#### DATA FOR THIS EXERCISE:
*****

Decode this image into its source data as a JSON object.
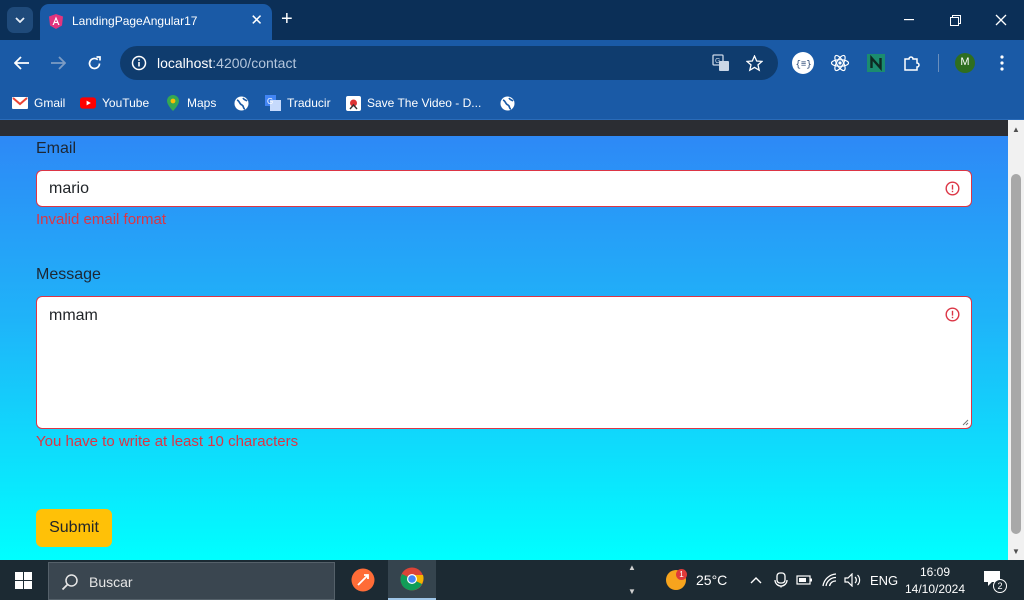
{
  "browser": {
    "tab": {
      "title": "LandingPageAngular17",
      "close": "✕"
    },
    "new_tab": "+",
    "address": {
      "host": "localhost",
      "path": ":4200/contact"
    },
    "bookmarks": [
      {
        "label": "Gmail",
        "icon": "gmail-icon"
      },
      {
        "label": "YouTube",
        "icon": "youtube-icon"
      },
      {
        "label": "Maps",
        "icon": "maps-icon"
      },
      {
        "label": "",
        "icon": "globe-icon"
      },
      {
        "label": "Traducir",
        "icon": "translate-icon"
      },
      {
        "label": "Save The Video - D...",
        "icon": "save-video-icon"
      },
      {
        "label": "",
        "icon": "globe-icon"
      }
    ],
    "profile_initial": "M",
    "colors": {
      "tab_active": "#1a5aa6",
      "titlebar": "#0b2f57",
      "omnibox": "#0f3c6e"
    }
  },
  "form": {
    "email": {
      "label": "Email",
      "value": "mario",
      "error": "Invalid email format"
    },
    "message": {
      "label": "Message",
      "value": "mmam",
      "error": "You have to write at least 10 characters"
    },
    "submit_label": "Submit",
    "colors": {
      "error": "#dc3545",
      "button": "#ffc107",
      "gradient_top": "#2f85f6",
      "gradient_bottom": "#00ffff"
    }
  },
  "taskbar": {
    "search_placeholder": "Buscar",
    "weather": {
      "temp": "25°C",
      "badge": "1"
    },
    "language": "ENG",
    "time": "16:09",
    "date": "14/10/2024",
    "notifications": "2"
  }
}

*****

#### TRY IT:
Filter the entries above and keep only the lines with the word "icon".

#### TASK RESULT:
        "icon": "gmail-icon"
        "icon": "youtube-icon"
        "icon": "maps-icon"
        "icon": "globe-icon"
        "icon": "translate-icon"
        "icon": "save-video-icon"
        "icon": "globe-icon"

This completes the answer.